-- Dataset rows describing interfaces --
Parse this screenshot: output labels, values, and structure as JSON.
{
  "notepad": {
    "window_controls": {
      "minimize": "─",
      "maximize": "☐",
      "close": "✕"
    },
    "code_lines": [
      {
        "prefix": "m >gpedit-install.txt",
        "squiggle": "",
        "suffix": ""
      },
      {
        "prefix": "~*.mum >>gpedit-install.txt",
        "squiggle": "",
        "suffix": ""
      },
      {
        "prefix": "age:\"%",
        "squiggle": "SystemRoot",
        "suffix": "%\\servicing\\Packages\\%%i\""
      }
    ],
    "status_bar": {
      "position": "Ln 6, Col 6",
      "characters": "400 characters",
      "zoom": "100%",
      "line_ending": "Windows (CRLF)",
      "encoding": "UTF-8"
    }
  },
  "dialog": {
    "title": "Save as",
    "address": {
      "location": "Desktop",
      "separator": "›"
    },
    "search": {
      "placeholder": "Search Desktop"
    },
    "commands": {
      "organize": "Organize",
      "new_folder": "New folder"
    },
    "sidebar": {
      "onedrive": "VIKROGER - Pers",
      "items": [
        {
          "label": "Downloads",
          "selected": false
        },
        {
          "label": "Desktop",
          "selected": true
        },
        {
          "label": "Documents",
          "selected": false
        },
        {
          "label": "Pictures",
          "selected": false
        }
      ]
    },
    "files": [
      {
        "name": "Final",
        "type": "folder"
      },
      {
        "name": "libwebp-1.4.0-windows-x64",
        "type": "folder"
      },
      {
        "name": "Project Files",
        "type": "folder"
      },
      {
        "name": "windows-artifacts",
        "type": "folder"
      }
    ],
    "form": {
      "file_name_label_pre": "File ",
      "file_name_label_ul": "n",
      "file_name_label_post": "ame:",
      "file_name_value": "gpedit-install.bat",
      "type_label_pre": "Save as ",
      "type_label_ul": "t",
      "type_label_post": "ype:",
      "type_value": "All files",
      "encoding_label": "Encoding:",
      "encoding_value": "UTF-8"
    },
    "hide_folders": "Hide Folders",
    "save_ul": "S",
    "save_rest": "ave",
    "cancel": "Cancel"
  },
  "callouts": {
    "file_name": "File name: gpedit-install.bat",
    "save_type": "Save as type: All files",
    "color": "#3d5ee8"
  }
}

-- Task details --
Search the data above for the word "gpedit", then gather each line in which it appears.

-- Output --
        "prefix": "m >gpedit-install.txt",
        "prefix": "~*.mum >>gpedit-install.txt",
      "file_name_value": "gpedit-install.bat",
    "file_name": "File name: gpedit-install.bat",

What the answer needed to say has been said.